Change they did
I had the privilege of attending the 9th Aljazeera International Documentary Film Festival last week in Doha, Qatar, where my documentary on the late Teoh Beng Hock was competing. At the festival, documentary makers had the chance to share their stories from around the world.
Many films portrayed stories of hope and liberation juxtaposed against oppressive regimes, which included the Tahrir Square uprising in Egypt.
In the documentary After the Storm: A New Beginning for Egypt’s Economy, it was clear that although Egypt continues to struggle with poverty and unemployment, these were caused by decades of the previous regime’s economic mismanagement which distorted competition and benefited the wealthy at the expense of the poor.

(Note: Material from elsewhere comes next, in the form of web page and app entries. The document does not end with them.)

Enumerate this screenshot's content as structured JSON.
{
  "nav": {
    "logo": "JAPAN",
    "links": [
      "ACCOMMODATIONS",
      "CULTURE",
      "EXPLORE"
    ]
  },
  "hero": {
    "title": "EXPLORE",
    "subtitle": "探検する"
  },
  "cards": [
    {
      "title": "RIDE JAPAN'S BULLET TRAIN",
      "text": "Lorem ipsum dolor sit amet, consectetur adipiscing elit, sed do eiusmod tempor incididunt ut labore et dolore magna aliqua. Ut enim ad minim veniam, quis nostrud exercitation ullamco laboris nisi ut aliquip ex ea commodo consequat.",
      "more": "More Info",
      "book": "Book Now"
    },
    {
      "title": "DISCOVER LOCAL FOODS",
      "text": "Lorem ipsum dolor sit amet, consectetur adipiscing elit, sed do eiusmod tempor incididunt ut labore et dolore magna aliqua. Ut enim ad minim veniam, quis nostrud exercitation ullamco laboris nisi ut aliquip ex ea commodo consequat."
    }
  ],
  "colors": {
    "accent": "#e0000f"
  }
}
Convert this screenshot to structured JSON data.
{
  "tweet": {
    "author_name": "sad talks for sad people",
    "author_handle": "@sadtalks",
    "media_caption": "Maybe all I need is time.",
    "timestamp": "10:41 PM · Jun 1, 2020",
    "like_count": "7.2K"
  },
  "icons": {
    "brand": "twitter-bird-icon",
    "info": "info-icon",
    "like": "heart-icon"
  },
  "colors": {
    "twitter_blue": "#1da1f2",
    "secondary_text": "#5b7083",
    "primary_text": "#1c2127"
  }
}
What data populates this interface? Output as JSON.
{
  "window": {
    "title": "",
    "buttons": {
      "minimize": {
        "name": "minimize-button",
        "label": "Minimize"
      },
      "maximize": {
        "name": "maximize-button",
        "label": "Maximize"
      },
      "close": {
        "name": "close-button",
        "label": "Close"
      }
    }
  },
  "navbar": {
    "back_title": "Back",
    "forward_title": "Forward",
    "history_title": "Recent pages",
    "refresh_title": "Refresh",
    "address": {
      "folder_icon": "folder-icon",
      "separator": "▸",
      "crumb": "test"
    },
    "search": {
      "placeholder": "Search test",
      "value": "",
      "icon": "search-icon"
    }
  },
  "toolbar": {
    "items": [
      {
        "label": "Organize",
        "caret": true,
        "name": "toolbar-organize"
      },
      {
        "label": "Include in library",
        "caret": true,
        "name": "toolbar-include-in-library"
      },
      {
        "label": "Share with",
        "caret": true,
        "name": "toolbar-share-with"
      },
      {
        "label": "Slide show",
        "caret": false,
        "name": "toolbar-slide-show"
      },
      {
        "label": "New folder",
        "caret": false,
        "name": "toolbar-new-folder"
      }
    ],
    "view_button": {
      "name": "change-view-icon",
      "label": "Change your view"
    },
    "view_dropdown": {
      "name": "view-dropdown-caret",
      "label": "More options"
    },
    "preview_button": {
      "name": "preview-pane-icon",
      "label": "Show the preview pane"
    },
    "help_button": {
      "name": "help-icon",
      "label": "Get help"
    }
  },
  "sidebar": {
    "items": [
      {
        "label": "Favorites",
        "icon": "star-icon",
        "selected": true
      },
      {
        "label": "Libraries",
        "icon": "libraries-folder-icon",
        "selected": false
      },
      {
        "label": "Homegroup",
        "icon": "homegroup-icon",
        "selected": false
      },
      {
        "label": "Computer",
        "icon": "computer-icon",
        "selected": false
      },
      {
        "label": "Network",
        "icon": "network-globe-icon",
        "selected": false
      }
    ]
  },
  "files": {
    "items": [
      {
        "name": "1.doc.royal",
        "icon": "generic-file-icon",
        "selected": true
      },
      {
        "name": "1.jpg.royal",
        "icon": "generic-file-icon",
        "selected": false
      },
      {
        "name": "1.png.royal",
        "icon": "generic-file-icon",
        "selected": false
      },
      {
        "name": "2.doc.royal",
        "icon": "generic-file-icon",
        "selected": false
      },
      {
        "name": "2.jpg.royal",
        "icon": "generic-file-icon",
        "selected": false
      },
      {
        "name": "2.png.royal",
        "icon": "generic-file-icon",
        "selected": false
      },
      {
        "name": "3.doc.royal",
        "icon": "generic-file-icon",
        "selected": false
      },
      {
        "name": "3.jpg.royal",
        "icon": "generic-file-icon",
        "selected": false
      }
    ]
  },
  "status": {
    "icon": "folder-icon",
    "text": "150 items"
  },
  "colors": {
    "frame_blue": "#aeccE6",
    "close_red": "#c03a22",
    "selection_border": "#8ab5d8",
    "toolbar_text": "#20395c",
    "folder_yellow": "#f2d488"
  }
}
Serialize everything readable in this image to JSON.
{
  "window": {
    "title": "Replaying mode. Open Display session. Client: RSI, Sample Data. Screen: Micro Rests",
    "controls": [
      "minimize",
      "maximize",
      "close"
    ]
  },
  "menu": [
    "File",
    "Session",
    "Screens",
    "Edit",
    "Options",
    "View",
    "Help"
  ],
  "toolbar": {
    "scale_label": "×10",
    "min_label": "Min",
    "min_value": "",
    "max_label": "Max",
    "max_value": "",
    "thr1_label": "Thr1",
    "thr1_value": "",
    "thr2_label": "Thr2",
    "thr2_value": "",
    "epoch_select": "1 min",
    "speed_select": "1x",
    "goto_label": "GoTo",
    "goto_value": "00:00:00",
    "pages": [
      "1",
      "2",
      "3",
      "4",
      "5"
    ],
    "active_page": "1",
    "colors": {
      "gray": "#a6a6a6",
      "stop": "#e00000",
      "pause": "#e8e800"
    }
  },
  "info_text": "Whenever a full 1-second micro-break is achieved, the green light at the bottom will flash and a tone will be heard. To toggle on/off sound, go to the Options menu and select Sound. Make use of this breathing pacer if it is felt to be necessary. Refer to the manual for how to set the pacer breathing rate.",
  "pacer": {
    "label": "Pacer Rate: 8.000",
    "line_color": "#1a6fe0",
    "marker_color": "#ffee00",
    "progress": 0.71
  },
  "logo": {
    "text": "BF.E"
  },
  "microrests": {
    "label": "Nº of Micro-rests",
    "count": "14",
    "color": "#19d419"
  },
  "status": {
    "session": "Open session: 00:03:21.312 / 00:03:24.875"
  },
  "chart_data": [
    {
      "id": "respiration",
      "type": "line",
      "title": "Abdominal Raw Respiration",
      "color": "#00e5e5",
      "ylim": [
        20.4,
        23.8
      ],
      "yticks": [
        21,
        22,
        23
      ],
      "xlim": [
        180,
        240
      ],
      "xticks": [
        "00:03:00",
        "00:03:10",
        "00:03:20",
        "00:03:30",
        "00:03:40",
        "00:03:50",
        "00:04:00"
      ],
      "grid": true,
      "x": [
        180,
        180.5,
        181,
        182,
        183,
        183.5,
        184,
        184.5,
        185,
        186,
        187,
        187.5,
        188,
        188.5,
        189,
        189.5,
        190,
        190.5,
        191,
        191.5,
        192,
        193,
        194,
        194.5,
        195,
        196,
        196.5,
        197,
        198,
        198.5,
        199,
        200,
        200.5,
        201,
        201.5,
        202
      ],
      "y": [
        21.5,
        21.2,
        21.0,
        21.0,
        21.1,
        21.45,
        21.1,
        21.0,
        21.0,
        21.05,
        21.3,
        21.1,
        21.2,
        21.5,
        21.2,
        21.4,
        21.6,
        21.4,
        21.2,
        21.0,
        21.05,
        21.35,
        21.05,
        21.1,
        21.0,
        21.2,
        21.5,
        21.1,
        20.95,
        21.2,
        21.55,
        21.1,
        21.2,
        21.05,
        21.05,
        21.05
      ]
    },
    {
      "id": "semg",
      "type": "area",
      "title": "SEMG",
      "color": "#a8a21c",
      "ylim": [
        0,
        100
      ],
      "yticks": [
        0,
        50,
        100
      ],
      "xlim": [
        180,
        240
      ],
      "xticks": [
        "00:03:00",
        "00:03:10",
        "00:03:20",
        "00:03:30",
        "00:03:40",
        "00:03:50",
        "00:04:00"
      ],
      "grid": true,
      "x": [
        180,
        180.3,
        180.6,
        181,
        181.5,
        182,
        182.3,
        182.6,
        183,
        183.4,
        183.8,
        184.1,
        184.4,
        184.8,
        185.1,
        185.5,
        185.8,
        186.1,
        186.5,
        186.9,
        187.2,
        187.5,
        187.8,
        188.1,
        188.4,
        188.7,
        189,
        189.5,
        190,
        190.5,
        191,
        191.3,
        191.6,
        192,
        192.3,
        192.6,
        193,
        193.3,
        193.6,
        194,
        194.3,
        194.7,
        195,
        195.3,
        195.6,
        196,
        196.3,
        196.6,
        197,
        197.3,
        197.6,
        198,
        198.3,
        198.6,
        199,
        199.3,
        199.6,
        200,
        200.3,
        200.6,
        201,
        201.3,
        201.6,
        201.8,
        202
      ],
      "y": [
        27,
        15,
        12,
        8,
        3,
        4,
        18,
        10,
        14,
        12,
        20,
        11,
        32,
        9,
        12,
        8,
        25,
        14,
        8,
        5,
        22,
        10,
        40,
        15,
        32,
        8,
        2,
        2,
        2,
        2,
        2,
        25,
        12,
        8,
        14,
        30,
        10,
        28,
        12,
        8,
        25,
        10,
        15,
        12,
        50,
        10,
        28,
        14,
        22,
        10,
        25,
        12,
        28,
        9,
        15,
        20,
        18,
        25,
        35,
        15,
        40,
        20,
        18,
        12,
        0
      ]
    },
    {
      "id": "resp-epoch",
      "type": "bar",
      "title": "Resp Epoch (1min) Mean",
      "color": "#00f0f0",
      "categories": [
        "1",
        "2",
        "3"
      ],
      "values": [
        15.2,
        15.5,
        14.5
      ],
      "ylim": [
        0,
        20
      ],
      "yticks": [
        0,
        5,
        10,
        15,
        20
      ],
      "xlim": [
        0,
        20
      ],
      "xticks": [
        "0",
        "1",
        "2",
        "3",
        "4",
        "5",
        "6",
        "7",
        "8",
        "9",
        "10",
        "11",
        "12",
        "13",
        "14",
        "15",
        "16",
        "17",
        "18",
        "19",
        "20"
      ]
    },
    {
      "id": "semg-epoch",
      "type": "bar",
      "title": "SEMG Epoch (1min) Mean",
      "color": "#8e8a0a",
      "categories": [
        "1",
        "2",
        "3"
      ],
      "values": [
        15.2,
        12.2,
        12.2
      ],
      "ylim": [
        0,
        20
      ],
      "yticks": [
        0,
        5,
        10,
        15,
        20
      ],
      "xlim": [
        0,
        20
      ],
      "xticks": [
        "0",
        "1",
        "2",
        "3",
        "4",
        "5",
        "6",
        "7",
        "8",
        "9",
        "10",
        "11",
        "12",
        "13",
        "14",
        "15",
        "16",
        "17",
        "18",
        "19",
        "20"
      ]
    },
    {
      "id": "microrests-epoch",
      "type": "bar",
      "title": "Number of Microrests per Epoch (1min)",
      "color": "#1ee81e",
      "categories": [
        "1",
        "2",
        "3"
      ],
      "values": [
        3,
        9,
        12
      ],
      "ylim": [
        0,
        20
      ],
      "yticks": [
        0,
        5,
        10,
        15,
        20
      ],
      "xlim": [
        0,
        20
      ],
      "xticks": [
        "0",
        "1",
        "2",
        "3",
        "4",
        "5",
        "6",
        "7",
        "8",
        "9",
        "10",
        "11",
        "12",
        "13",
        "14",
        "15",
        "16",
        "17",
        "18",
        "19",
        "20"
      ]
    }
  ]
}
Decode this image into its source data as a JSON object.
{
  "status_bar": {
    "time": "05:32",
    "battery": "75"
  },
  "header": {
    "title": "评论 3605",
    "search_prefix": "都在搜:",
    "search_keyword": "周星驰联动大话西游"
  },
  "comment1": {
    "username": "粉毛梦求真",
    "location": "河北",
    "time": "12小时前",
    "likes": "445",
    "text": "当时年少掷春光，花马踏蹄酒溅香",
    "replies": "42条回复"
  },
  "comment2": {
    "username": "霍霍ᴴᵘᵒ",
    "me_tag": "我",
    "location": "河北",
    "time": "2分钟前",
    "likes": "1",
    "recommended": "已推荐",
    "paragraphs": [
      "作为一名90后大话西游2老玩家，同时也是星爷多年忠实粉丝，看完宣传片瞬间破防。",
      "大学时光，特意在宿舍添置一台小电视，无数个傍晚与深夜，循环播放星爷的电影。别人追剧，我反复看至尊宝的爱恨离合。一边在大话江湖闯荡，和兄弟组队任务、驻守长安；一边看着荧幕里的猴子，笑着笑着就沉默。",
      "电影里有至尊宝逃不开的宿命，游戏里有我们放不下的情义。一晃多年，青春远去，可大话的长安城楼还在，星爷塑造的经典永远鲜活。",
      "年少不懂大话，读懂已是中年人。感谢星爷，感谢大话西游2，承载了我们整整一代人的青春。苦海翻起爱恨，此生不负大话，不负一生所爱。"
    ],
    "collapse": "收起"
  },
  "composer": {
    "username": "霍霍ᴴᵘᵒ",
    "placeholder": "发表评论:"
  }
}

Second, it also showed how it is precisely because of the revolution that locals were now more optimistic and able to take control of their own economic situation.
By placing this poorly thought-through advertisement, is the MCA then implying that Egyptians ought to have been content with their previous leader Hosni Mubarak, and continue living under such appalling conditions?
This would have made them out to be weak and spineless, supporting a regime that would shamelessly continue to subject them to atrocities.
Equating Malaysia to Egypt is inaccurate, since both countries operate under different circumstances and contexts.
Although this country is suffering from a heavy national debt and tremendously unhealthy levels of wastage and corruption, it is nowhere close to the conditions in which the Egyptian uprising took place.
In fact, each point laid out in the ad can easily be rebutted. First, Mubarak was forced to step down due to a people’s revolution; in Malaysia, any change in government would take place as part of the normal processes of democratic elections.
Second, it is presumptuous to predict that there would be chaos in the country should there be a change, since Prime Minister Datuk Seri Najib Razak has already committed to there being a peaceful transition of power should it come to pass.
One hopes he will also ensure all accompanying government agencies like the police and military would assist in this.
Third, the ad assumes that the economy would get worse under a new government. The financial performance of Pakatan Rakyat state governments over the past five years speaks for itself, with budget surpluses and higher savings than ever before.
Bank Negara Malaysia, Securities Commission, Bursa Malaysia, and other fundamental institutions would also play their roles to responsibly ensure that no major shake-up would take place, safeguarding interests of investors and businesses.
Finally, the ad says that as a result of these upheavals, people would get fed up and want to return to the previous government, to which anyone who believes in free and fair elections would say, “By all means!”
Should there be dissatisfaction in the new government, it is the voters’ prerogative to change them when the time comes.
In the documentary, the filmmakers do not present a rosy Egypt – far from it, since there is much work to be done, reversing years of deep structural failure in the government and the economy.
Perhaps if there is a lesson to be learnt from their story it is that first, when the time is ripe for things to change for the better, this will be inevitable since it rides on the sentiments of the people. But second, that when such change does come, people must acknowledge the difficulty of correcting deeply entrenched wrongs.
Overhauling a system will not take place overnight, and so Malaysians must be willing to persevere over the long run as a new government works out the many intricate problems of a bureaucracy that has been for so long under one political coalition – accompanied by its problematic systems and structures.
Until polling results are known on May 6, perhaps political parties ought to present more rational and intellectually responsible advertisements to the electorate.
(First published in theSun on 26th April 2013)
Tricia Yeoh blogs on triciayeoh.com